Although it now seems a lifetime ago, Standard Life was one of the very first life offices to offer a dedicated adviser extranet service and I believe the very first to offer IFAs access to client data online.
When I was recently offered an advance preview of what the company believes is the first of the next generation of adviser extranets, the invitation had a lot to live up to.
The driver behind the project – part of a £20m budget for IFA technology development during 2011 – is a service that focuses on making life easier for all users but especially for the administrators and paraplanners who are so crucial to the successful operation of an adviser business.
The site allows each user to plan the layout of their homepage and put the information sources they use most where they can access them easily.
The new Adviser zone is designed to reduce the amount of time needed to access information and services and includes a range of different sections as outlined below.
The Investment centre provides information on fund ranges, prices and factsheets, alongside a fund filter tool. The tool has been introduced to identify which funds can be used with virtually all the current and legacy Standard Life products. Some go back to 1979, when the company offered unit-linked products for the first time.
It also lets advisers create a list of their favourite funds. A What do you want to do next? list can be used to analyse the portfolio, although it will be used to populate a range of add- itional services in future.
Tech zone will be well known to many advisers and offers a library of technical information that is available 24 hours a day. I am told this is one of the most frequented areas of the current site. The information is generic and covers a wide range of pensions, investment and taxation issues.
The Developing my business function is focused on issues surrounding treating customers fairly but will be developed later this year.
My favourite literature allows the adviser to select the literature types they use most often. Items selected as favourites have a yellow star next to them whenever they appear subsequently.
The idea is to allow IFAs to keep all their most used literature in one place and remove the need of navigating to documents individually each time they are required. A My favourite fund section works in the same way and creates a list of regularly used funds with their prices, daily change and factsheets readily available.
A Propositions zone covers the various Standard Life products and what they have to offer. It brings together conventional packaged products, the fund supermarket-type propositions such as mutual funds, fund zone and sigma, as well as the Standard Life wrap. This reveals an interesting insight into what future direction Standard Life will take as an organisation and provides propositions in each of these key areas to meet the varying tastes of different adviser businesses.
It is clear that the site is being designed to follow the natural workflow of an adviser. What do you want to do next? provides the option to get a quote, submit new business, launch a client view, complete a risk questionnaire or plan and analyse a portfolio.
The frequent recurrence of What do you want to do next? as a message shows the designers are really trying to understand how advisers can use the site to make their lives easier.
The Online services area provides a range of options for research and planning, new business and servicing and multi-client services, such as bulk data download, commission services and bulk pipeline tracking.
The one thing I would change on the site is the amount of prime space on the homepage given to marketing messages and Standard Life news. This probably takes up 70 per cent of the space when entering the site. I know companies like to get their marketing messages across but for a site so focused on helping to do business efficiently, it is wasteful to see too much space used in this way.

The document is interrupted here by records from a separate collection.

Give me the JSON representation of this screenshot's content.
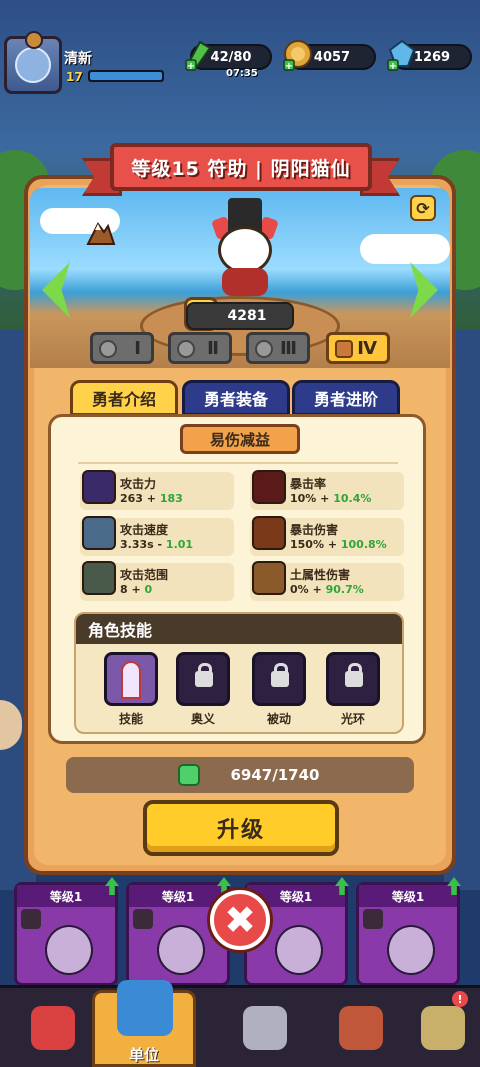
{
  "hud": {
    "player_name": "清新",
    "player_level": "17",
    "energy": "42/80",
    "energy_timer": "07:35",
    "coins": "4057",
    "gems": "1269"
  },
  "hero": {
    "title": "等级15 符助 | 阴阳猫仙",
    "power": "4281",
    "tiers": [
      "Ⅰ",
      "Ⅱ",
      "Ⅲ",
      "Ⅳ"
    ],
    "selected_tier": "Ⅳ"
  },
  "tabs": [
    "勇者介绍",
    "勇者装备",
    "勇者进阶"
  ],
  "active_tab": "勇者介绍",
  "card": {
    "subtitle": "易伤减益",
    "stats": [
      {
        "name": "攻击力",
        "base": "263",
        "op": " + ",
        "bonus": "183",
        "icon": "attack-icon"
      },
      {
        "name": "暴击率",
        "base": "10%",
        "op": " + ",
        "bonus": "10.4%",
        "icon": "crit-rate-icon"
      },
      {
        "name": "攻击速度",
        "base": "3.33s",
        "op": " - ",
        "bonus": "1.01",
        "icon": "attack-speed-icon"
      },
      {
        "name": "暴击伤害",
        "base": "150%",
        "op": " + ",
        "bonus": "100.8%",
        "icon": "crit-damage-icon"
      },
      {
        "name": "攻击范围",
        "base": "8",
        "op": " + ",
        "bonus": "0",
        "icon": "attack-range-icon"
      },
      {
        "name": "土属性伤害",
        "base": "0%",
        "op": " + ",
        "bonus": "90.7%",
        "icon": "earth-damage-icon"
      }
    ],
    "skills_title": "角色技能",
    "skills": [
      {
        "label": "技能",
        "locked": false
      },
      {
        "label": "奥义",
        "locked": true
      },
      {
        "label": "被动",
        "locked": true
      },
      {
        "label": "光环",
        "locked": true
      }
    ]
  },
  "cost": "6947/1740",
  "upgrade_label": "升级",
  "units": [
    {
      "label": "等级1"
    },
    {
      "label": "等级1"
    },
    {
      "label": "等级1"
    },
    {
      "label": "等级1"
    }
  ],
  "nav": {
    "active_label": "单位",
    "notification": "!"
  },
  "colors": {
    "banner": "#e8504a",
    "upgrade": "#ffcc2a",
    "bonus_green": "#2fa53a",
    "active_tab": "#ffd24a"
  }
}
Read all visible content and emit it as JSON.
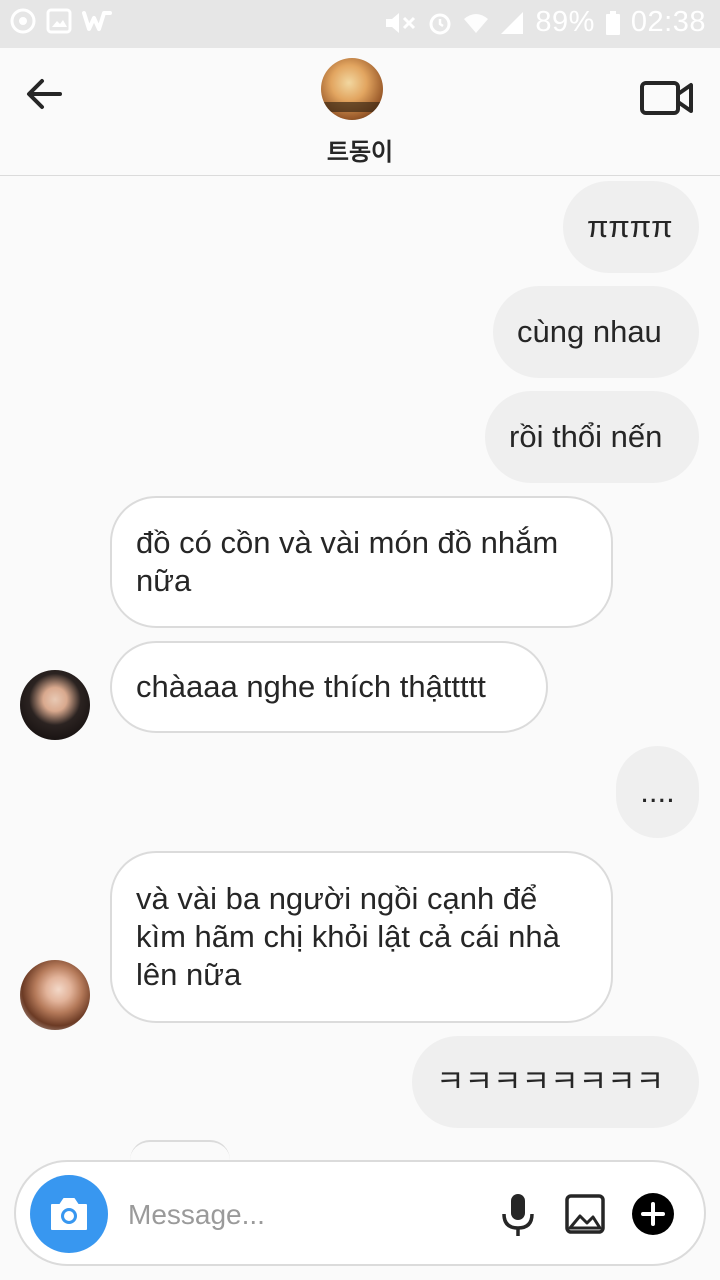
{
  "status_bar": {
    "battery": "89%",
    "time": "02:38",
    "icons": [
      "media-icon",
      "image-icon",
      "wattpad-icon",
      "mute-icon",
      "alarm-icon",
      "wifi-icon",
      "signal-icon",
      "battery-icon"
    ]
  },
  "header": {
    "contact_name": "트동이",
    "back_icon": "arrow-left-icon",
    "video_icon": "video-camera-icon"
  },
  "messages": [
    {
      "direction": "out",
      "text": "ππππ"
    },
    {
      "direction": "out",
      "text": "cùng nhau"
    },
    {
      "direction": "out",
      "text": "rồi thổi nến"
    },
    {
      "direction": "in",
      "text": "đồ có cồn và vài món đồ nhắm nữa"
    },
    {
      "direction": "in",
      "text": "chàaaa nghe thích thậttttt"
    },
    {
      "direction": "out",
      "text": "...."
    },
    {
      "direction": "in",
      "text": "và vài ba người ngồi cạnh để kìm hãm chị khỏi lật cả cái nhà lên nữa"
    },
    {
      "direction": "out",
      "text": "ㅋㅋㅋㅋㅋㅋㅋㅋ"
    }
  ],
  "composer": {
    "placeholder": "Message...",
    "value": "",
    "camera_icon": "camera-icon",
    "mic_icon": "microphone-icon",
    "gallery_icon": "gallery-icon",
    "plus_icon": "plus-icon"
  },
  "colors": {
    "accent": "#3897f0",
    "outgoing_bubble": "#efefef",
    "incoming_border": "#dbdbdb",
    "status_bar": "#e6e6e6"
  }
}
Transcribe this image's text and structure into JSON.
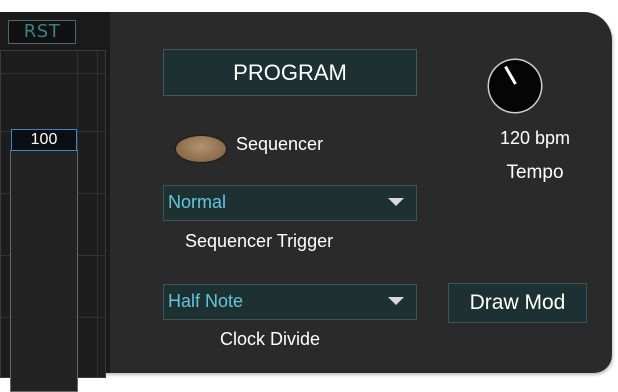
{
  "sequencer": {
    "reset_label": "RST",
    "step_value": "100"
  },
  "program": {
    "button_label": "PROGRAM"
  },
  "sequencer_toggle": {
    "label": "Sequencer",
    "led_color": "#9a7a57"
  },
  "sequencer_trigger": {
    "value": "Normal",
    "label": "Sequencer Trigger"
  },
  "clock_divide": {
    "value": "Half Note",
    "label": "Clock Divide"
  },
  "tempo": {
    "value_label": "120 bpm",
    "label": "Tempo",
    "knob_icon": "knob"
  },
  "draw_mod": {
    "button_label": "Draw Mod"
  },
  "colors": {
    "panel": "#2a2a2a",
    "button_bg": "#1e3132",
    "select_text": "#63c6dd",
    "value_border": "#3f86c9"
  }
}
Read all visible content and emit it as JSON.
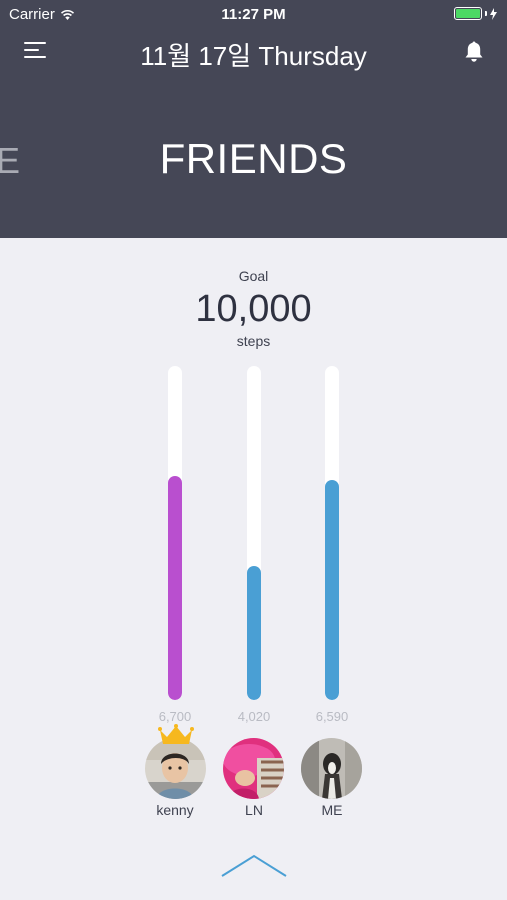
{
  "status_bar": {
    "carrier": "Carrier",
    "time": "11:27 PM",
    "battery_level": 1.0
  },
  "nav": {
    "title": "11월 17일 Thursday",
    "menu_icon": "hamburger-menu-icon",
    "bell_icon": "bell-icon"
  },
  "header": {
    "prev_section_fragment": "E",
    "section_title": "FRIENDS"
  },
  "goal": {
    "label": "Goal",
    "value": "10,000",
    "unit": "steps",
    "max_steps": 10000
  },
  "friends": [
    {
      "name": "kenny",
      "steps": 6700,
      "steps_label": "6,700",
      "color": "#b94fcf",
      "leader": true
    },
    {
      "name": "LN",
      "steps": 4020,
      "steps_label": "4,020",
      "color": "#4a9fd4",
      "leader": false
    },
    {
      "name": "ME",
      "steps": 6590,
      "steps_label": "6,590",
      "color": "#4a9fd4",
      "leader": false
    }
  ],
  "colors": {
    "header_bg": "#454756",
    "page_bg": "#efeff4",
    "track": "#ffffff",
    "crown": "#f6b81f",
    "chevron": "#4a9fd4"
  }
}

Standard Life is at pains to point out that what it is currently offering is the first step to delivering a framework into which it will place a considerable amount of content as the year progresses.
Advisers wanting to understand further what direction this service will take should persuade their account managers to share the company’s Adviser Platform Proposition document with them, as this explains Standard’s journey through 2011 and beyond.
It puts in the public domain a commitment to deliver services in ways not normally seen from providers. It would be refreshing to see more organisations make such a public commitment to the delivery of services and I would like to see other providers being so upfront about their plans.
There is much more that will be added to the site but there is an imp- ressive amount of content already available.
Based on my experience of spending 10 to 20 min- utes exploring, it would seem that personalising your Adviser zone homepage would be time well spent for anyone at an adviser firm who deals with the company on a regular basis.
Ian McKenna is director of the Finance & Technology Research Centre